1) Commercial Paper
The EPG Mfg. Co. uses commercial paper regularly to support its needs for short-term financing. The firm plans to sell $100 million in 270-day maturity paper on which it expects to have to pay discounted interest at a rate of 12 percent per annum. In addition, EPG expects to incur a cost of approximately $100,000 in dealer placement fees and other expenses of issuing the paper. The effective cost of credit to EPG can be ...view middle of the document...
2) Accounts Receivable Loans
The AB Co. sells electrical supplies to building contractors on terms of net 60. The firm’s average monthly sales are $100,000; thus given the firm’s 2 month credit terms, its average receivables balance is $200,000. The firm pledges all its receivables to a local bank, which in turn advances up to 70% of the face value of the receivables at 3% over prime and with a 1% processing charge on all receivables pledged.

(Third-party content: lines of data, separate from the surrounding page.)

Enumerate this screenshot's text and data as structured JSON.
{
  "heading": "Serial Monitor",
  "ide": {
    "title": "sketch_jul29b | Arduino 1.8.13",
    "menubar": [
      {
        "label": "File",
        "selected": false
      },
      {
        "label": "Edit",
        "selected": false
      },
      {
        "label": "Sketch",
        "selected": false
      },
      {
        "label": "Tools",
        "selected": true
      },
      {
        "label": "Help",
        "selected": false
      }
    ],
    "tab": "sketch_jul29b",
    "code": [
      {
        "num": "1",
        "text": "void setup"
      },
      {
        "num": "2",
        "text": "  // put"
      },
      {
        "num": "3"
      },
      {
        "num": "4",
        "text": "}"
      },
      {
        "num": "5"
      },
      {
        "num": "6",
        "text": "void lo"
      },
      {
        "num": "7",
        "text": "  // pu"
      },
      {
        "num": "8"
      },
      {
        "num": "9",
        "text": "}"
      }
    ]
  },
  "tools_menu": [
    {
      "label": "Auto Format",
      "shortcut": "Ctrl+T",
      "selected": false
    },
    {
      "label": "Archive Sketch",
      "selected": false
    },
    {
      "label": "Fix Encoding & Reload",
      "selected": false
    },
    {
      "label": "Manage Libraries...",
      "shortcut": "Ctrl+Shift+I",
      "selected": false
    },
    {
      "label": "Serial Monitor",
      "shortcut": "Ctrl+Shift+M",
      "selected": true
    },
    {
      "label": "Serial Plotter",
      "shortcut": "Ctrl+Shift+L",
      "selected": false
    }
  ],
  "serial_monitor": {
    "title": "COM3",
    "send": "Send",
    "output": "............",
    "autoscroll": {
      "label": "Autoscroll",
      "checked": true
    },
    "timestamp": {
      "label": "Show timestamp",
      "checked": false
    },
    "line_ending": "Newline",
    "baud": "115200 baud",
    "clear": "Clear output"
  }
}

AB follows a practice of borrowing the maximum amount possible, and the current prime rate is 10%.
The APR of using this source of financing for a full year is computed as follows:
APR = [($18,200 + $12,000)/$140,000]*[1/(360/360)] = 21.57%
3) Factoring Accounts Receivable
$100,000 receivable is factored, carrying 60-day credit terms, a 2% factors’s fee, a 6% reserve and interest at 1% per month on advances, then the maximum loan or advance the firm can receive is computed as follows:
Face amount of receivables factored $100,000
Less: fee (2% * $100,000) (2,000)
Reserve (6% * $100,000) (6,000)
Interest (1% * $92,000 * 2 months) (1,840)
Maximum advance $ 90,160
APR = [($1,840 + $2,000)/$90,160] * [1/(60/360)]